A different issue than store shopping, but it makes me happier, nonetheless.

hillary said...

a) in the third paragraph of this post, i really wanted to make some sort of joke about how most of the people i see carrying brand-name bags are terrible spokespeople for fashion...however, jokes don't really work over blogs.

b) i loved the paragraph about how we choose "default." god, imagine how different the world would be if this weren't true. i mean, if it weren't true in the smallest way - not that everyone would become super-proactive, they would just stop being non-active (inactive?).

c) i try to be good about bags. if i've got a big purse with me, or a bag from a first store, i'll put everything in it. it'd be nice if they re-designed bags to be more functional. i'm not sure how (they have those handle things at some stores, makes it easier to carry heavy stuff, i guess).

d) a lot of times when you get food "to go", they'll put it in a million containers. i try to avoid that. i'll say that i don't need a bag.
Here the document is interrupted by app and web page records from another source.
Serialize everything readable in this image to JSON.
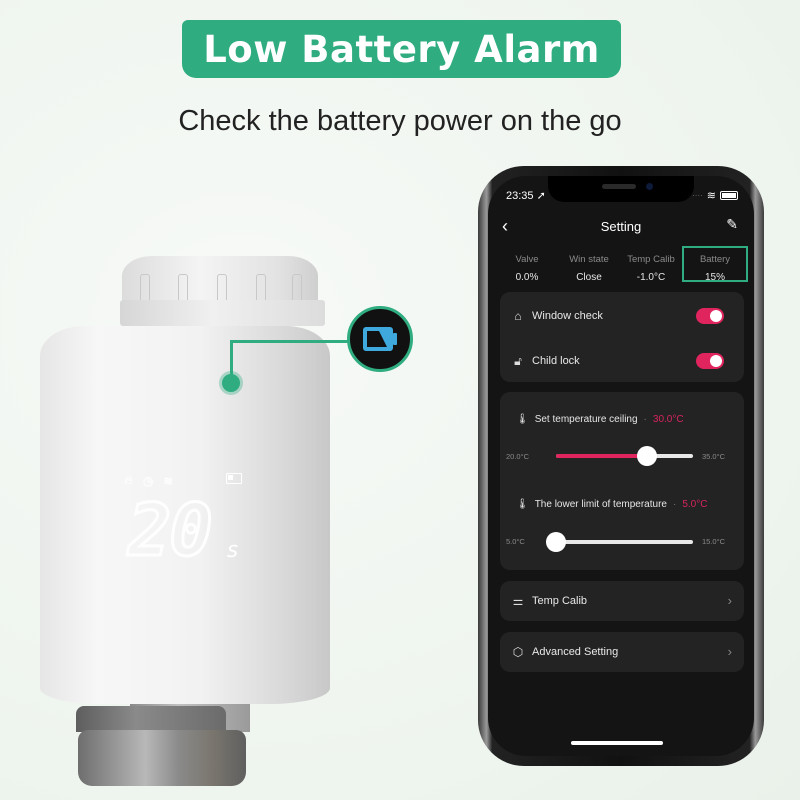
{
  "banner": {
    "title": "Low Battery Alarm"
  },
  "subtitle": "Check the battery power on the go",
  "colors": {
    "accent": "#2fac80",
    "toggle_on": "#e0245e",
    "value_red": "#d8245c"
  },
  "thermostat": {
    "display_value": "20",
    "display_suffix": "s",
    "lcd_icons": [
      "flame-icon",
      "clock-icon",
      "wifi-icon",
      "battery-low-icon"
    ],
    "callout_icon": "battery-low-icon"
  },
  "phone": {
    "status_bar": {
      "time": "23:35",
      "location_icon": "➚"
    },
    "nav": {
      "back": "‹",
      "title": "Setting",
      "edit": "✎"
    },
    "stats": [
      {
        "label": "Valve",
        "value": "0.0%"
      },
      {
        "label": "Win state",
        "value": "Close"
      },
      {
        "label": "Temp Calib",
        "value": "-1.0°C"
      },
      {
        "label": "Battery",
        "value": "15%",
        "highlighted": true
      }
    ],
    "toggles": [
      {
        "label": "Window check",
        "icon": "home-search-icon",
        "on": true
      },
      {
        "label": "Child lock",
        "icon": "unlock-icon",
        "on": true
      }
    ],
    "sliders": [
      {
        "label": "Set temperature ceiling",
        "value_text": "30.0°C",
        "min_text": "20.0°C",
        "max_text": "35.0°C",
        "min": 20,
        "max": 35,
        "value": 30
      },
      {
        "label": "The lower limit of temperature",
        "value_text": "5.0°C",
        "min_text": "5.0°C",
        "max_text": "15.0°C",
        "min": 5,
        "max": 15,
        "value": 5
      }
    ],
    "menu": [
      {
        "label": "Temp Calib",
        "icon": "sliders-icon"
      },
      {
        "label": "Advanced Setting",
        "icon": "hexagon-settings-icon"
      }
    ]
  }
}
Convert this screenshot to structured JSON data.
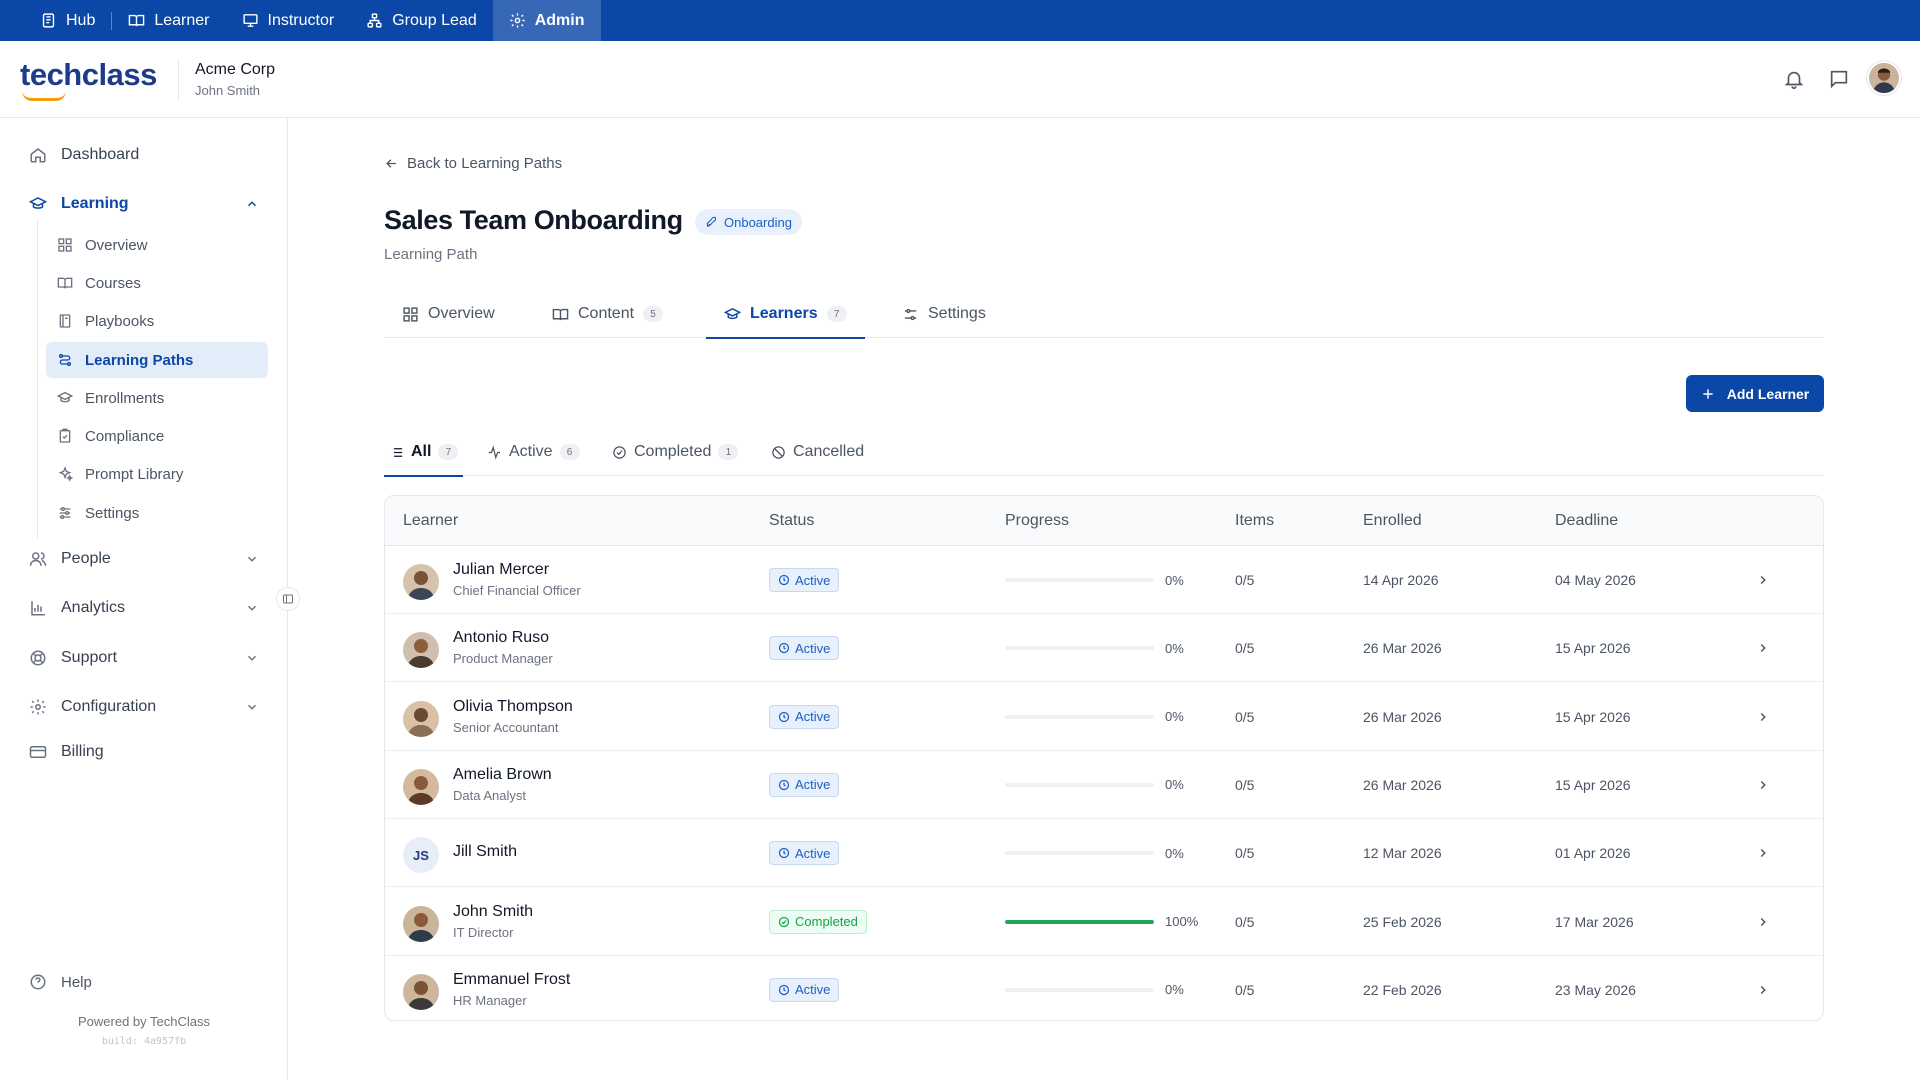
{
  "roles": [
    {
      "label": "Hub",
      "icon": "hub-icon",
      "active": false
    },
    {
      "label": "Learner",
      "icon": "book-icon",
      "active": false
    },
    {
      "label": "Instructor",
      "icon": "presentation-icon",
      "active": false
    },
    {
      "label": "Group Lead",
      "icon": "group-icon",
      "active": false
    },
    {
      "label": "Admin",
      "icon": "gear-icon",
      "active": true
    }
  ],
  "header": {
    "logo": "techclass",
    "org_name": "Acme Corp",
    "user_name": "John Smith"
  },
  "sidebar": {
    "items": [
      {
        "label": "Dashboard",
        "icon": "home-icon"
      },
      {
        "label": "Learning",
        "icon": "graduation-cap-icon",
        "open": true
      },
      {
        "label": "People",
        "icon": "users-icon"
      },
      {
        "label": "Analytics",
        "icon": "bar-chart-icon"
      },
      {
        "label": "Support",
        "icon": "lifebuoy-icon"
      },
      {
        "label": "Configuration",
        "icon": "gear-icon"
      },
      {
        "label": "Billing",
        "icon": "credit-card-icon"
      }
    ],
    "learning_sub": [
      {
        "label": "Overview",
        "icon": "grid-icon"
      },
      {
        "label": "Courses",
        "icon": "book-open-icon"
      },
      {
        "label": "Playbooks",
        "icon": "notebook-icon"
      },
      {
        "label": "Learning Paths",
        "icon": "route-icon",
        "selected": true
      },
      {
        "label": "Enrollments",
        "icon": "graduation-cap-icon"
      },
      {
        "label": "Compliance",
        "icon": "clipboard-check-icon"
      },
      {
        "label": "Prompt Library",
        "icon": "sparkles-icon"
      },
      {
        "label": "Settings",
        "icon": "sliders-icon"
      }
    ],
    "help": "Help",
    "powered_by": "Powered by TechClass",
    "build": "build: 4a957fb"
  },
  "page": {
    "back_label": "Back to Learning Paths",
    "title": "Sales Team Onboarding",
    "badge": "Onboarding",
    "subtitle": "Learning Path",
    "tabs": [
      {
        "label": "Overview",
        "icon": "grid-icon",
        "count": ""
      },
      {
        "label": "Content",
        "icon": "book-open-icon",
        "count": "5"
      },
      {
        "label": "Learners",
        "icon": "graduation-cap-icon",
        "count": "7",
        "active": true
      },
      {
        "label": "Settings",
        "icon": "sliders-icon",
        "count": ""
      }
    ],
    "add_button": "Add Learner",
    "filters": [
      {
        "label": "All",
        "icon": "list-icon",
        "count": "7",
        "active": true
      },
      {
        "label": "Active",
        "icon": "activity-icon",
        "count": "6"
      },
      {
        "label": "Completed",
        "icon": "check-circle-icon",
        "count": "1"
      },
      {
        "label": "Cancelled",
        "icon": "ban-icon",
        "count": ""
      }
    ]
  },
  "table": {
    "columns": [
      "Learner",
      "Status",
      "Progress",
      "Items",
      "Enrolled",
      "Deadline"
    ],
    "rows": [
      {
        "name": "Julian Mercer",
        "role": "Chief Financial Officer",
        "status": "Active",
        "progress_pct": 0,
        "progress": "0%",
        "items": "0/5",
        "enrolled": "14 Apr 2026",
        "deadline": "04 May 2026",
        "avatar": "photo"
      },
      {
        "name": "Antonio Ruso",
        "role": "Product Manager",
        "status": "Active",
        "progress_pct": 0,
        "progress": "0%",
        "items": "0/5",
        "enrolled": "26 Mar 2026",
        "deadline": "15 Apr 2026",
        "avatar": "photo"
      },
      {
        "name": "Olivia Thompson",
        "role": "Senior Accountant",
        "status": "Active",
        "progress_pct": 0,
        "progress": "0%",
        "items": "0/5",
        "enrolled": "26 Mar 2026",
        "deadline": "15 Apr 2026",
        "avatar": "photo"
      },
      {
        "name": "Amelia Brown",
        "role": "Data Analyst",
        "status": "Active",
        "progress_pct": 0,
        "progress": "0%",
        "items": "0/5",
        "enrolled": "26 Mar 2026",
        "deadline": "15 Apr 2026",
        "avatar": "photo"
      },
      {
        "name": "Jill Smith",
        "role": "",
        "status": "Active",
        "progress_pct": 0,
        "progress": "0%",
        "items": "0/5",
        "enrolled": "12 Mar 2026",
        "deadline": "01 Apr 2026",
        "avatar": "JS"
      },
      {
        "name": "John Smith",
        "role": "IT Director",
        "status": "Completed",
        "progress_pct": 100,
        "progress": "100%",
        "items": "0/5",
        "enrolled": "25 Feb 2026",
        "deadline": "17 Mar 2026",
        "avatar": "photo"
      },
      {
        "name": "Emmanuel Frost",
        "role": "HR Manager",
        "status": "Active",
        "progress_pct": 0,
        "progress": "0%",
        "items": "0/5",
        "enrolled": "22 Feb 2026",
        "deadline": "23 May 2026",
        "avatar": "photo"
      }
    ]
  },
  "colors": {
    "brand": "#0a47a6",
    "success": "#22a559",
    "logo_accent": "#f59e0b"
  }
}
e) man. there was something else. what was it? oh, yeah. aldi. they make you bring your own bags or use the containers that the food came to the store in or buy a bag. they also make you put a quarter in their grocery carts to use them (you get it back). i assume all of this is motivated by saving money, but it is also less wasteful.